SubRosa‘s never been a band interested in revealing too much at one time. Their elegantly gothic doom metal isn’t the kind of thing that can be rushed. On 2013′s More Constant Than the Gods, the Salt Lake City band found transcendence through patience, allowing their songs to move slowly and gradually toward triumphant climaxes often to the point of building what might seem like several songs linked within the course of one track. But there’s always a sense of closure and structure to what they do, and more than that beauty. That SubRosa include two violinists among their personnel reflects the mournful grace of their arrangements. There’s an intricate dance that occurs between Rebecca Vernon’s dense power chords and the intertwining violins of Sarah Pendleton and Kim Pack, the former providing a crucial and impenetrable sense of power while the latter drives forward the melody.
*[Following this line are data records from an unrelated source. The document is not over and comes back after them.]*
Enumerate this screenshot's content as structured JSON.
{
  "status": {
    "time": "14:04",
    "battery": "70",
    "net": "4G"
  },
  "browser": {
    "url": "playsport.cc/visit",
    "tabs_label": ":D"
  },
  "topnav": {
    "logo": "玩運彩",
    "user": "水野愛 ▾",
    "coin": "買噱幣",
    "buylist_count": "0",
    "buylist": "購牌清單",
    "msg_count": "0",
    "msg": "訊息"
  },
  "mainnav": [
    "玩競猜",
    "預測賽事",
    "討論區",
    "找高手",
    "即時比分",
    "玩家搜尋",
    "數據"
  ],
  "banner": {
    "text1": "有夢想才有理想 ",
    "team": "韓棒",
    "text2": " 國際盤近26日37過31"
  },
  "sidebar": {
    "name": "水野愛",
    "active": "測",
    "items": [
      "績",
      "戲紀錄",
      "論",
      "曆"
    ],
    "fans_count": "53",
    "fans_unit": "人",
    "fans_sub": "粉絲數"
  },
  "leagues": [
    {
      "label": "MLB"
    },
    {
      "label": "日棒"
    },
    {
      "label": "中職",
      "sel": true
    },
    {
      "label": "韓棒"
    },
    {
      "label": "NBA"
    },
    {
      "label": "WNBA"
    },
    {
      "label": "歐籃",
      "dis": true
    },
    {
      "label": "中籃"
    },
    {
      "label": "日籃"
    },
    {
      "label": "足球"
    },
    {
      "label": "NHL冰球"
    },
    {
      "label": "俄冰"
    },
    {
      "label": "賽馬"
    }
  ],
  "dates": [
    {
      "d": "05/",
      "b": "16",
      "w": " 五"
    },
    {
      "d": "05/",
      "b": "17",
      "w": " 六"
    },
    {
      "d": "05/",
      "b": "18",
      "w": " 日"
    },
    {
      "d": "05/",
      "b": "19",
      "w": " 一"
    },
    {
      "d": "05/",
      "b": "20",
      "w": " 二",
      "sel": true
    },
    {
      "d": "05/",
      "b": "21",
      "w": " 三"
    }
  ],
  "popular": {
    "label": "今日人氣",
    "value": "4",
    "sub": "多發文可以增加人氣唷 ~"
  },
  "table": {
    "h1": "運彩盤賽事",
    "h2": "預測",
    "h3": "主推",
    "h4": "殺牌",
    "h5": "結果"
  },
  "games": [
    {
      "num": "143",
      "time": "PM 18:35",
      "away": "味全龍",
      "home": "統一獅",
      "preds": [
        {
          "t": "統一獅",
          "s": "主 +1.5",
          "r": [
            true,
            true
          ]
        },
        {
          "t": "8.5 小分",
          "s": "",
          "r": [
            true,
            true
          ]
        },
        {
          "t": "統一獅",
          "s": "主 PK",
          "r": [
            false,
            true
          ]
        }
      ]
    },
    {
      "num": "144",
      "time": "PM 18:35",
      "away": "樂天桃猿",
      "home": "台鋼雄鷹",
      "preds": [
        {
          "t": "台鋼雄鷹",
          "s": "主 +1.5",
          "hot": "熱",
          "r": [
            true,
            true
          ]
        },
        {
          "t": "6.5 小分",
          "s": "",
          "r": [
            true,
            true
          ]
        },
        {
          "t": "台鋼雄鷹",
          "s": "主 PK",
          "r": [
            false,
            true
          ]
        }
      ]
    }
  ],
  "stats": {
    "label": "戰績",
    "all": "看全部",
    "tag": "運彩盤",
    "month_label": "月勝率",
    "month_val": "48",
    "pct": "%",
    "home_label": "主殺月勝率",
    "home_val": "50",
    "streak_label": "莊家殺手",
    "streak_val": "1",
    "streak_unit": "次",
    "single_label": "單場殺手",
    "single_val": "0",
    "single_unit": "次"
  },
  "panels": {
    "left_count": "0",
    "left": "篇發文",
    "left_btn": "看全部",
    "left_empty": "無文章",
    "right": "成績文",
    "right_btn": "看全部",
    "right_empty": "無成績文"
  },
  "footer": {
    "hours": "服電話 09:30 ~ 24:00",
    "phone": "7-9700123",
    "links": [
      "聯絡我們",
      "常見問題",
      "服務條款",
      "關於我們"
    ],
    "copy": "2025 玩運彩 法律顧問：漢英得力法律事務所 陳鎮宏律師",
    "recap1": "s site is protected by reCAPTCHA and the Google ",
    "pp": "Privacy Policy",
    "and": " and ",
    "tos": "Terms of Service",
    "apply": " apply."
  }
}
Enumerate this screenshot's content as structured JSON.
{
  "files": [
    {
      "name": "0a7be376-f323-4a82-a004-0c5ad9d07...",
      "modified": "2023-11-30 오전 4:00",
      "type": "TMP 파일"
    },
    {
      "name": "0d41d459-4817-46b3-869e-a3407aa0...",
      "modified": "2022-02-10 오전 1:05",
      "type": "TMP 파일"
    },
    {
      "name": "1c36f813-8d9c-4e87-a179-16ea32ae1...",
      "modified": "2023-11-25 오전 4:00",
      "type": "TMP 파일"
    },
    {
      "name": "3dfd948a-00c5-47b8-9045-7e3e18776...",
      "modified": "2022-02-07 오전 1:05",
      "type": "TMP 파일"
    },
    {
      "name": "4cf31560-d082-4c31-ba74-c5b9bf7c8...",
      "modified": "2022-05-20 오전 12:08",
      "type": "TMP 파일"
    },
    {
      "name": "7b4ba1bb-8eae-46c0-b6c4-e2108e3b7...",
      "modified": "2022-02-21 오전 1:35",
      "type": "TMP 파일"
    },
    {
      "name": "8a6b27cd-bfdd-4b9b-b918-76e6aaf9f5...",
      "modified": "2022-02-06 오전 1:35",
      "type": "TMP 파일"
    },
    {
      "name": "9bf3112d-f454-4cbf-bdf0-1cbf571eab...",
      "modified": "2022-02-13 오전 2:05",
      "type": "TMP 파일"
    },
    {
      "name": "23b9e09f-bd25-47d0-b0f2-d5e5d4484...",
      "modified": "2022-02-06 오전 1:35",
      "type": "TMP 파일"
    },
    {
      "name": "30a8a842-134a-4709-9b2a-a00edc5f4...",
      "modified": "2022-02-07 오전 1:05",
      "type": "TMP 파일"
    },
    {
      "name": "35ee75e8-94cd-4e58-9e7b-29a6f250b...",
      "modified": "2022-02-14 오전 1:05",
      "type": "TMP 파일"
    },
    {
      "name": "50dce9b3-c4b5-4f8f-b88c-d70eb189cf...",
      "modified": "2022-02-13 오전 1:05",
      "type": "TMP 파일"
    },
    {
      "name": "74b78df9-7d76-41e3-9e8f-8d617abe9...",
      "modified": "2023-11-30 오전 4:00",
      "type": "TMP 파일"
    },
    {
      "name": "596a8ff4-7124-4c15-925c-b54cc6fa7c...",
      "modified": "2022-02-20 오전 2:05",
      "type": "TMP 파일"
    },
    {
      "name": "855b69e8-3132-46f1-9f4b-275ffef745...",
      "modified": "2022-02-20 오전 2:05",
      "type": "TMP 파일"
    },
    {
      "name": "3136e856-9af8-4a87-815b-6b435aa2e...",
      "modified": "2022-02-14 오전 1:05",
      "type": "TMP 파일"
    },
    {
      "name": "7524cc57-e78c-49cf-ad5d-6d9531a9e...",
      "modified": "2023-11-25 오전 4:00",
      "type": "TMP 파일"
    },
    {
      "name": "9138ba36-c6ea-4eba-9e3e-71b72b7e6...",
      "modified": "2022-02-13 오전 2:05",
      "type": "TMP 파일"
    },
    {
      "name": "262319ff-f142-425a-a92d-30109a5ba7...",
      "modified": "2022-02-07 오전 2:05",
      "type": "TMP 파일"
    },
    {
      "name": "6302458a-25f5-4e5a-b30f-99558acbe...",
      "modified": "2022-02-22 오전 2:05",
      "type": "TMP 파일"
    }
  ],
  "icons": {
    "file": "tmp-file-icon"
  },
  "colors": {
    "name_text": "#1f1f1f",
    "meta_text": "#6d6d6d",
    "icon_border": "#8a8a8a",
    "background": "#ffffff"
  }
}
It’s massive and awe-inspiring, but delicate enough to need the space and time to find its own resolution, however far along down the path.
With For This We Fought the Battle of Ages, SubRosa continue to extend beyond whatever loosely defined boundaries once hemmed in their already titanic compositions, the average running time of its first three tracks at about 14 minutes, two of them commanding their own side of vinyl. It’s a big album—SubRosa’s most ambitious to date, comprising five lengthy tracks and one brief interlude in an album-length narrative that follows the dystopian narrative laid out in Yevgeni Zamyatin’s 1921 novel We. To say that it’s dense sort of understates it; this isn’t the kind of album that can be fully absorbed in a single sitting, or on a first listen. But its devastating and often quite beautiful feats of majestic doom will most certainly leave an indelible impact.
As SubRosa wade through philosophical ideas of liberty and control, and how they’re concepts at odds with each other, they navigate this darkly intellectual gauntlet with some of the strongest compositions of their career. “Despair Is A Siren,” the first and longest at 15:25, is immediately arresting in its minor key melody and spacious arrangement, yet gradually turns from the melancholy to the sinister. Distortion-addled chugs and pizzicato violin strings scoring Vernon’s lament, ”The earth is shifting like a plate, my skin doesn’t fit anymore,” reflecting a sudden disillusionment with an environment that no longer feels familiar, but rather oppressive and hostile. It can be read as a political song—on social media the band offered some suggestions about their own pessimism about the direction of the country—but it’s just as gripping as sci-fi. There’s a deeper groove to standout “Wound of the Warden,” Levi Hanna’s bass driving the song toward a manic and dizzying climax wherein Vernon speaks of a society that’s willfully complacent: ”There’s something comforting in the stranglehold of our shepherd’s crook.” “Killing Rapture,” meanwhile, erupts into a fiery rumble of tom-tom rhythms, and “Troubled Cells” finds closure in graceful, gently crushing defeat: “There is no greater good.”
The only respite from the mighty towers that SubRosa construct on For This We Fought the Battle of Ages is “Il Cappio,” a 97-second acoustic interlude with lyrics in Italian. It’s the least essential to the album on the whole, but its role is a welcome one. It offers a breath between sequences of epic, rumbling metal and mournful dirge passages, if only for a moment allowing all that comes before it to sink in and for the listener to get their bearings. A record with so many weighty concepts and sprawling compositions as this more or less requires as much space as it can allow between its chapters, but that’s ultimately up to the listener. What SubRosa created is a breathtaking work of philosophical and compositional wonder, delivered in as heavy and as massive a package as four sides of vinyl can contain. It’s up to the listener to face the challenge they present—and reap its rewards.